Currently, he is a Lieutenant Colonel in the US Air Force
Chari will have to go through two years of astronaut training which begins in August
June 06, 2017: NASA has chosen 12 astronauts out of a record-breaking 18,300 applications for upcoming space missions. An American of Indian descent, Raja Chari, has successfully earned his spot in the top 12.
The astronauts were selected on the basis of expertise, education, and physical tests. This batch of 12 astronauts is the largest group selected by NASA since two decades. The group consisting of 7 men and 5 women surpassed the minimum requirements of NASA.
Born in Waterloo, Iowa, Chari graduated from Air Force Academy in 1999 with a bachelor’s degree in Astronautical Engineering and Engineering Science. He went on to complete his master’s in Aeronautics and Astronautics from Massachusetts Institute of Technology. The astronaut is also a graduate of US Naval Test Pilot School.
Currently, Raja Chari is a Lieutenant Colonel in the US Air Force. He is the commander of 461st Flight Test Squadron and director of the F-35 Integrated Test Force at Edwards Air Force Base in California.
After Late Kalpana Chawla, Lt. Col. Raja Chari is the second Indian American astronaut chosen by NASA.
The 12 astronauts will have to go through two years of training. Upon completion, they will be assigned their missions ranging from research at the International Space Station, launching from American soil on spacecraft by private companies, to flying on deep space missions on NASA’s Orion Spacecraft.
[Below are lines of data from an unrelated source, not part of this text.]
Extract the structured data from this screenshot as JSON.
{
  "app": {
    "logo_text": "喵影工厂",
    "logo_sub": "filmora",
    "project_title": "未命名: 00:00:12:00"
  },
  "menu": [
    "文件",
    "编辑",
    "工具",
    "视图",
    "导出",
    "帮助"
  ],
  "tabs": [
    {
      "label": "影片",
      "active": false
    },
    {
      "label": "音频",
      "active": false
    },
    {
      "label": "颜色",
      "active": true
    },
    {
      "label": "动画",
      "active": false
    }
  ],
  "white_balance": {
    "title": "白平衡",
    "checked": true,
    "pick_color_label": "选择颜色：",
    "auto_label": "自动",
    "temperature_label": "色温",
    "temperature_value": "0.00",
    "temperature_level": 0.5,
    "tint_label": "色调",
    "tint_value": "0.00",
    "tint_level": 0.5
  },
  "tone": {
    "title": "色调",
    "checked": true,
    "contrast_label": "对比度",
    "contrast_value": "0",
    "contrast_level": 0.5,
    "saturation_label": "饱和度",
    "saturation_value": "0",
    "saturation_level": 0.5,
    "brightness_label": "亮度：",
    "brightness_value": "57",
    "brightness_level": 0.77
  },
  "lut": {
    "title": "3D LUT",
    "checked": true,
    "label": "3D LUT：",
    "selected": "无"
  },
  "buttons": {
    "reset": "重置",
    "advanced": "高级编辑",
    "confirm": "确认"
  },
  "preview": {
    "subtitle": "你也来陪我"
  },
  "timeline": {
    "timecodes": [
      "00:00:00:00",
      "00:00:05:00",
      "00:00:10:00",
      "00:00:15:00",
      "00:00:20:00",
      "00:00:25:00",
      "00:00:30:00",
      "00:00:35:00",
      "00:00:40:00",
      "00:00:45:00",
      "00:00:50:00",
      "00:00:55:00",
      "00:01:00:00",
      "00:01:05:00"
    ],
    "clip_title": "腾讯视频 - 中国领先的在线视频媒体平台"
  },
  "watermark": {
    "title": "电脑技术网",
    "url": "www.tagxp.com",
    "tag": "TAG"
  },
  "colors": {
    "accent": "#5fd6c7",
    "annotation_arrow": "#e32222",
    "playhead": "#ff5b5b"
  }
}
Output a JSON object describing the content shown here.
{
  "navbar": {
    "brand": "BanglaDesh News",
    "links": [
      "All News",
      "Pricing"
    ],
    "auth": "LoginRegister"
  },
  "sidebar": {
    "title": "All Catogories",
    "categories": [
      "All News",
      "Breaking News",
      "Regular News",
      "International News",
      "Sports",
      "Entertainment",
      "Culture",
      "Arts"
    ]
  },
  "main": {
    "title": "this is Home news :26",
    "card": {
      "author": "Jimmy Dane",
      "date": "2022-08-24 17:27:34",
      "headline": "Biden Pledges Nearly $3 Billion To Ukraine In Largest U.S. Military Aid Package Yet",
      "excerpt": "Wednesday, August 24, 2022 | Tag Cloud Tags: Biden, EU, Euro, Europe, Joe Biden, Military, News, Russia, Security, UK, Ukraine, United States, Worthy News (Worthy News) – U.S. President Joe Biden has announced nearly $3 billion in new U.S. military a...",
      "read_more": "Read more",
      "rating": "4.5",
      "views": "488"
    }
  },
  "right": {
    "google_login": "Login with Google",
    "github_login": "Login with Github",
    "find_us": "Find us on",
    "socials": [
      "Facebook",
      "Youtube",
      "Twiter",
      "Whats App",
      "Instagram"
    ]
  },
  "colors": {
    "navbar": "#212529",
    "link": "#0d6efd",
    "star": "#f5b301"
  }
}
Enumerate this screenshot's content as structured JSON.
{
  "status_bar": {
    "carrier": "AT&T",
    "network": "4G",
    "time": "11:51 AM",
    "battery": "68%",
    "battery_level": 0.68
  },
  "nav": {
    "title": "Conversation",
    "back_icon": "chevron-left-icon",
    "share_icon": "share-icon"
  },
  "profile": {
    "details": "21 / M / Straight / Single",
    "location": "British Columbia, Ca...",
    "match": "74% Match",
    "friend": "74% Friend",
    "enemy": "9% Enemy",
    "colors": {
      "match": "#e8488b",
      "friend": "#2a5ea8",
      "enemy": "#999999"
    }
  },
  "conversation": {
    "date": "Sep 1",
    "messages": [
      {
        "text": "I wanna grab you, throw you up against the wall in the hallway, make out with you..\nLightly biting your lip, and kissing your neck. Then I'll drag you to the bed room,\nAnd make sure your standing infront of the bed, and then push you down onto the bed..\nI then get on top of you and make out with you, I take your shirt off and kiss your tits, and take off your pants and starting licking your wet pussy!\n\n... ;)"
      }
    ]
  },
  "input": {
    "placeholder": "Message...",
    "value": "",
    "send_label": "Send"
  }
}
The US Vice-President Mike Pence visited the Johnson Space Centre in Houston to announce and congratulate the new batch. Pence also said that President Trump is “fully committed” to NASA’s missions in space.